SOURCE RECORDS START

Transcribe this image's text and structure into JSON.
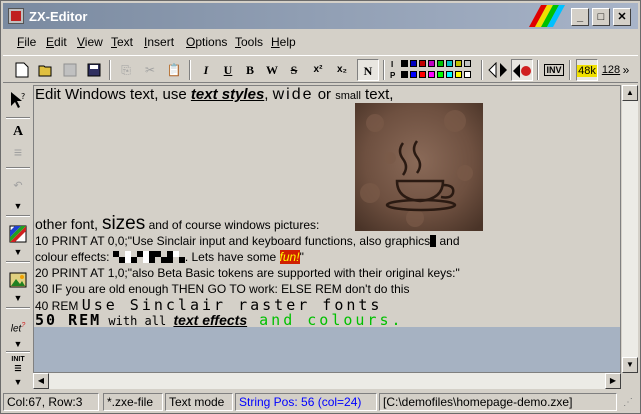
{
  "window": {
    "title": "ZX-Editor"
  },
  "menu": [
    "File",
    "Edit",
    "View",
    "Text",
    "Insert",
    "Options",
    "Tools",
    "Help"
  ],
  "menu_underline": [
    "F",
    "E",
    "V",
    "T",
    "I",
    "O",
    "T",
    "H"
  ],
  "toolbar": {
    "bold": "B",
    "italic": "I",
    "underline": "U",
    "wide": "W",
    "strike": "S",
    "superscript": "x²",
    "subscript": "x₂",
    "normal": "N",
    "palette_ink_label": "I",
    "palette_paper_label": "P",
    "ink_colors": [
      "#000000",
      "#0000c0",
      "#c00000",
      "#c000c0",
      "#00c000",
      "#00c0c0",
      "#c0c000",
      "#c0c0c0"
    ],
    "paper_colors": [
      "#000000",
      "#0000ff",
      "#ff0000",
      "#ff00ff",
      "#00ff00",
      "#00ffff",
      "#ffff00",
      "#ffffff"
    ],
    "inv_label": "INV",
    "mode_48k": "48k",
    "mode_128": "128",
    "more": "»"
  },
  "lefttool": {
    "text_label": "A",
    "let_label": "let",
    "init_label": "INIT"
  },
  "editor": {
    "line1_a": "Edit Windows text, use ",
    "line1_b": "text styles",
    "line1_c": ", ",
    "line1_d": "wide",
    "line1_e": " or ",
    "line1_f": "small",
    "line1_g": " text,",
    "line2_a": "other font, ",
    "line2_b": "sizes",
    "line2_c": " and of course windows pictures:",
    "line3": "10 PRINT AT 0,0;\"Use Sinclair input and keyboard functions, also graphics",
    "line3_end": " and",
    "line4_a": "colour effects: ",
    "line4_b": ". Lets have some ",
    "line4_fun": "fun!",
    "line4_c": "\"",
    "line5": "20 PRINT AT 1,0;\"also Beta Basic tokens are supported with their original keys:\"",
    "line6": "30 IF you are old enough THEN GO TO work: ELSE REM don't do this",
    "line7_a": "40 REM ",
    "line7_b": "Use Sinclair raster fonts",
    "line8_a": "50 REM",
    "line8_b": " with all ",
    "line8_c": "text effects",
    "line8_d": " and colours."
  },
  "status": {
    "pos": "Col:67, Row:3",
    "filetype": "*.zxe-file",
    "mode": "Text mode",
    "string_pos": "String Pos: 56 (col=24)",
    "path": "[C:\\demofiles\\homepage-demo.zxe]"
  },
  "colors": {
    "accent_blue": "#0000ff",
    "green_text": "#00c000",
    "fun_bg": "#d02000",
    "fun_fg": "#ffff00"
  }
}
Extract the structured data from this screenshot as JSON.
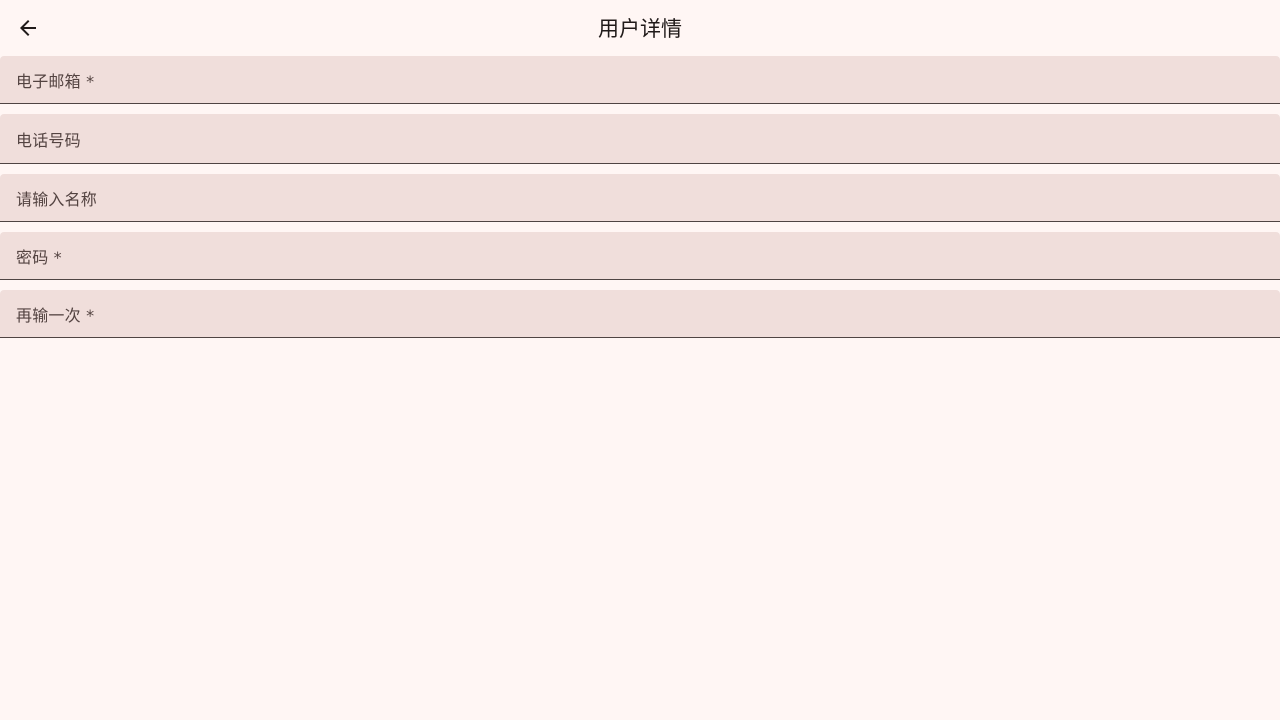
{
  "header": {
    "title": "用户详情",
    "back_icon": "arrow-back-icon"
  },
  "form": {
    "fields": [
      {
        "label": "电子邮箱 *"
      },
      {
        "label": "电话号码"
      },
      {
        "label": "请输入名称"
      },
      {
        "label": "密码 *"
      },
      {
        "label": "再输一次 *"
      }
    ]
  },
  "colors": {
    "background": "#fff6f4",
    "field_fill": "#f0dedb",
    "field_underline": "#4f4443",
    "label_text": "#534341",
    "title_text": "#201a19"
  }
}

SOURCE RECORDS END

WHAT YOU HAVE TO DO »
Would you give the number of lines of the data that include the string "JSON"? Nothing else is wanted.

TASK ANSWER »
2